The strange tale of Casa Loma
Wandering down a suburban street in a modern metropolis, the last thing you expect to see is a medieval castle.
What makes the sight even less likely is that I'm not in Europe or Great Britain, but in North America.
And yet, here it looms, its turrets complete with arrow slits, looking out on a spectacular view over downtown Toronto.
This is Casa Loma, and it must be one of the strangest, most fascinating castles in the world.
Unlike, for instance, Victoria's cheesy Kryal Castle, which was built as a tourist attraction, Casa Loma was created as a home for one of Canada's richest men.
Only through the misfortune of its owner did the castle become an attraction open to the public in Canada's largest city.
Henry Pellatt, a wealthy industrialist and Anglophile, made his initial fortune through early investment in electricity supply and railroads.
His travels in Europe inspired a love of fine art and architecture, which in turn inspired him to build his giant home.
In 1911, worth C$17 million ($20.69 million) at the time, Pellatt set to work building Casa Loma with architect E.J. Lennox, incorporating classic castle features such as battlements and even secret passageways.
It took three years and C$3.5 million to build - a fortune now, an outrageous fortune then.

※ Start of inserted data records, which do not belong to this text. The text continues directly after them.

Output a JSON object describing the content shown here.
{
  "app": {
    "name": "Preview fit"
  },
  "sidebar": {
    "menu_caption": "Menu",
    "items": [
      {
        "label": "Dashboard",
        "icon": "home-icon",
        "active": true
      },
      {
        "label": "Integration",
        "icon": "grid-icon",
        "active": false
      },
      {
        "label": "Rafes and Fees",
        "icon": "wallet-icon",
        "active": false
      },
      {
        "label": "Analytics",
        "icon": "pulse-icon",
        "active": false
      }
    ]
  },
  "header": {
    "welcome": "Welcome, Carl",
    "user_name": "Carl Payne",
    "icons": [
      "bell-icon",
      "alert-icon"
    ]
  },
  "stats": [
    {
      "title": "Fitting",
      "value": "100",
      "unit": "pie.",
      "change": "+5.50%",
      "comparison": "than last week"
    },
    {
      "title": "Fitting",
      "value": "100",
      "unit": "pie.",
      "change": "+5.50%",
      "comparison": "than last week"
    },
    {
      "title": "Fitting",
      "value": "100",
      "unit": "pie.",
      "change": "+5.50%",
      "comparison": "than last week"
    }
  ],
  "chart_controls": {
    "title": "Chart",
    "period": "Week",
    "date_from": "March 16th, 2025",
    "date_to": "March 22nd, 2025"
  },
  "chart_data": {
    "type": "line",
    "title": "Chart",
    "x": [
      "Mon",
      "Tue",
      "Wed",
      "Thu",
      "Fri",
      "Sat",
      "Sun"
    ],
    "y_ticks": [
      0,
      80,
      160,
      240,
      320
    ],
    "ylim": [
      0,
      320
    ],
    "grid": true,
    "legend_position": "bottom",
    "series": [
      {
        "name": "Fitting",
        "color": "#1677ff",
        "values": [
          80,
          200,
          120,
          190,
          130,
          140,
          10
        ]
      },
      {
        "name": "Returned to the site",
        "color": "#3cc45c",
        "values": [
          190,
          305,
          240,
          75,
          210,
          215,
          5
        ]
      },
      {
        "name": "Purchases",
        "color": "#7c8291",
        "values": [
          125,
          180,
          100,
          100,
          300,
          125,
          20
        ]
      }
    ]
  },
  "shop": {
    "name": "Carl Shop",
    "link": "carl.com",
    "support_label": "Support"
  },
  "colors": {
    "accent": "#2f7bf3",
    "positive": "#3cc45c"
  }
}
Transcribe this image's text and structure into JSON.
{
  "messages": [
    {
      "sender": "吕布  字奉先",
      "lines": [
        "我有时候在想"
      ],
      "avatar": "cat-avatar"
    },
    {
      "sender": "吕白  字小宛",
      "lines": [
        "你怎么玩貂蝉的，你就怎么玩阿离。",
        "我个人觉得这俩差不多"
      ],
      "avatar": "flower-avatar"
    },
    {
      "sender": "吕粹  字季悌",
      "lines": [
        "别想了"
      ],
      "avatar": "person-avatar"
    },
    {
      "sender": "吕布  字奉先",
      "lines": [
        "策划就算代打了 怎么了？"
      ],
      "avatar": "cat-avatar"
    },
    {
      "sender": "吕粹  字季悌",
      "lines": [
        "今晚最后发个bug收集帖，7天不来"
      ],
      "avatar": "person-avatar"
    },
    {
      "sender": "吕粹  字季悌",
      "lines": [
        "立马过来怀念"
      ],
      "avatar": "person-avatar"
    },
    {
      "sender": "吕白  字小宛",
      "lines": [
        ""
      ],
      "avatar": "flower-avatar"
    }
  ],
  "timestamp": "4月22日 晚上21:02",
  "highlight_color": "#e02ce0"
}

Seeing Casa Loma as it stands today, still in perfect condition, is a strange experience. The castle sits on Avenue Road Hill and is invisible as I approach from the train station at the bottom of the hill.
It's only when I reach the top of the stairs leading up the hill (which seem to be very popular with joggers) that the castle becomes visible. It sits there, in a fairly typical, tree-lined suburban street, a large part of its grounds now converted into parking spaces.
I enter through the large doors to the great hall, with its ceiling 18 metres high, and pick up an audio guide. This is a must, as guests wander the building on their own, and the audio guide adds plenty of fascinating details to the experience.
It's these details, and the general weirdness and folly of such a place in a Canadian city, that makes visiting Casa Loma worthwhile.
I take my time wandering through each room, from the great hall and dining room, to the beautiful and bright conservatory, through Pellat and his wife's separate bedrooms, even into the servants' quarters and to the top of one of the turrets.
Of course, I can't miss the opportunity to take the tunnel that leads to the stables, passing under what is now quite a busy thoroughfare.
Pellatt was forced to build the tunnel after the City of Toronto decided to put a road through his grounds. It was just one of a great many battles Pellatt had with the city's officials - many of whom, it seemed, despised the ostentatious lifestyle and home of the man. Unfortunately for Pellatt, the city tended to win.
The greatest, and perhaps saddest, victory for the officials was Pellatt's loss of Casa Loma in order to avoid bankruptcy - having lost his local monopoly on electricity supply and having suffered a series of bad investments,
Pellatt found himself in debt. The City of Toronto purchased his multi-million dollar home for the paltry sum of C$27,305 in 1934.
But it wasn't all bad - Pellatt, who died in 1939, lived long enough to see his home become a tourist attraction, saying that "it could not be put to better use".
Having had the opportunity to wander about this fascinating example of the ostentatiousness of the super-rich, I am inclined to agree with him.
The writer travelled as a guest of the Canadian Tourism Commission and Tourism Toronto.
Casa Loma is open daily from 9.30am-5pm. Adult entry C$20.55 ($25). See www.casaloma.org for more information
Sydney Morning Herald